“The Payroll Support Program (PSP) protected workers from involuntary furloughs, and kept us connected to healthcare and other benefits,” said AFA-CWA President Sara Nelson. “It also prevented bad corporate behavior: no buybacks; no executive raises or bonuses; no paying out for Wall Street investors; no cutting service to small markets to save money. And it worked, delivering critical aid more efficiently and at a far lower cost than any other job programs included in earlier relief packages. And as essential workers, we kept vital aviation service running to every community.”
The $25 billion stimulus plan would provide the funding needed to save the 30,000 jobs through March of 2021. The plan has bipartisan support, with 16 Republican senators and over 200 House members announcing their support for the bill in August. Democrats are also supporting the plan as part of a larger stimulus plan. Trump has also indicated that he would like to see the funding move forward, yet he has failed to pressure Senate Majority Leader Mitch McConnell and the deficit hawks in the Republican caucus to support the bill. Instead, McConnell wants to pass a so-called “skinny bill” that fails to provide relief for the airline industry.
Further complicating matters, the federal budget is slated to also run out on September 30th, meaning that Congress also needs to reach a funding deal with the White House to avoid a government shutdown.
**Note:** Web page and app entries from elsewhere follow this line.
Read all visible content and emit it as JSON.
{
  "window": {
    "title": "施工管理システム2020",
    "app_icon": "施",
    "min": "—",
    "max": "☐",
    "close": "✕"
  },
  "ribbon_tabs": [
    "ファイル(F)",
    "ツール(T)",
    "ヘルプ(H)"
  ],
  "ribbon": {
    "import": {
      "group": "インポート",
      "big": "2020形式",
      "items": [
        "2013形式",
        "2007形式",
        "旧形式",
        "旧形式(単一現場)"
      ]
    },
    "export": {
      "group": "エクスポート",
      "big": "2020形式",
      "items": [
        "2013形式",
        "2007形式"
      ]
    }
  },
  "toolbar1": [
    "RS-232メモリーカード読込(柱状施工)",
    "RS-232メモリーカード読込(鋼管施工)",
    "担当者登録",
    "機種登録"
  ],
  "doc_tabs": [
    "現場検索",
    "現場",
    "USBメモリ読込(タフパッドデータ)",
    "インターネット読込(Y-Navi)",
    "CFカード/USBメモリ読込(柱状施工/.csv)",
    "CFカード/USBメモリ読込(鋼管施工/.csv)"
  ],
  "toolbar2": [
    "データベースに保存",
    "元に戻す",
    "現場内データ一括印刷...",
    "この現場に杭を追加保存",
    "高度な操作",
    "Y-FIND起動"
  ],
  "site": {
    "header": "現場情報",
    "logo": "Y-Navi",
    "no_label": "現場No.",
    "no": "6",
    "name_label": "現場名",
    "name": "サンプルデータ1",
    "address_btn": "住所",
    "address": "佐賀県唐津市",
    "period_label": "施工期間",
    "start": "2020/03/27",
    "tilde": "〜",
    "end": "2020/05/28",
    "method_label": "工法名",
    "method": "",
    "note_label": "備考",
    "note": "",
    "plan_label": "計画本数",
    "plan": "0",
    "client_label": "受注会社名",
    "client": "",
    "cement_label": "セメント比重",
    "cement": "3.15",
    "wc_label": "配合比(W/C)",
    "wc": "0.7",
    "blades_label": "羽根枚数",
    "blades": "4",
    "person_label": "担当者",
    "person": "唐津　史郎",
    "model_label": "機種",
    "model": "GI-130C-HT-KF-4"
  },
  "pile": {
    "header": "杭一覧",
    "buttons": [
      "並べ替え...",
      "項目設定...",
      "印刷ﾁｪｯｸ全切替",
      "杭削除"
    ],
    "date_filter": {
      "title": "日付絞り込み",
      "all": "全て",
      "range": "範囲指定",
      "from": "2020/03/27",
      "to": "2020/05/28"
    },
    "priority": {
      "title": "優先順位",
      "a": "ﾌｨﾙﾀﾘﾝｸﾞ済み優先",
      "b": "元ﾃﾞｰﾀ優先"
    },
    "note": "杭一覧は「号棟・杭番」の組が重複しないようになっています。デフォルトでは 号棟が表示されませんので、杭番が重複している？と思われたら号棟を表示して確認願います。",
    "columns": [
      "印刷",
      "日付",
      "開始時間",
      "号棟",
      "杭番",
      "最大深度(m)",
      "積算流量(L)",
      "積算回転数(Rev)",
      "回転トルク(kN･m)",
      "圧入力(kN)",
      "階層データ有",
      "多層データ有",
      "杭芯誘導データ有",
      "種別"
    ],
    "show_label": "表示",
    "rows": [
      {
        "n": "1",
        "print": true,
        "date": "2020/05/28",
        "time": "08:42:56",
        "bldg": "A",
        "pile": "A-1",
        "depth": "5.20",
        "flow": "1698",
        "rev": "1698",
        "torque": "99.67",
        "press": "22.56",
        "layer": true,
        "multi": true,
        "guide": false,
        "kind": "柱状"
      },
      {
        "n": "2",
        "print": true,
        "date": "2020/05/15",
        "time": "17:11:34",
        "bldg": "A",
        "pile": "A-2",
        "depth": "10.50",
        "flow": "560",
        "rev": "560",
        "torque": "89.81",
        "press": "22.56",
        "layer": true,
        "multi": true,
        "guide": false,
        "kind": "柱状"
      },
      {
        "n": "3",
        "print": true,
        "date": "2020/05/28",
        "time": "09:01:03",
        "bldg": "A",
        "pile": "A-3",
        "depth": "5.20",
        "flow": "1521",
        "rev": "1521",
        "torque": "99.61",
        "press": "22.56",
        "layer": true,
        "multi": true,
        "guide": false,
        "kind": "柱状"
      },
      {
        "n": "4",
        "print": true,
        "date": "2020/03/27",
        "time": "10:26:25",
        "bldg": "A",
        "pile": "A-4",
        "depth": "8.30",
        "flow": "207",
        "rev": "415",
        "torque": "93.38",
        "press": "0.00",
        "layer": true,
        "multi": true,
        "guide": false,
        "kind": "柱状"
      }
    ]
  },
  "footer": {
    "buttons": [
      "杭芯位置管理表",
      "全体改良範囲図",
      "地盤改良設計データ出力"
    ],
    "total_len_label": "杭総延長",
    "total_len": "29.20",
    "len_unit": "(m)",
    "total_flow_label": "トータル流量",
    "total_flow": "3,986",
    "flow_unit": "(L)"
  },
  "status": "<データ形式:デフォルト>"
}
“I have been a union negotiator for more than 20 years,” said Nelson. “I know a deal can come together in hours, even in the deepest stalemate. And I also know – because we are talking to members across Congress – there is an agreement that only requires leadership to make. We saw how quickly Washington can move at the end of the 2019 shutdown when a deal was reached within a few hours of air traffic stopping at a handful of airports. There is a deal to be made. No more delays. Make it. Pass relief now.”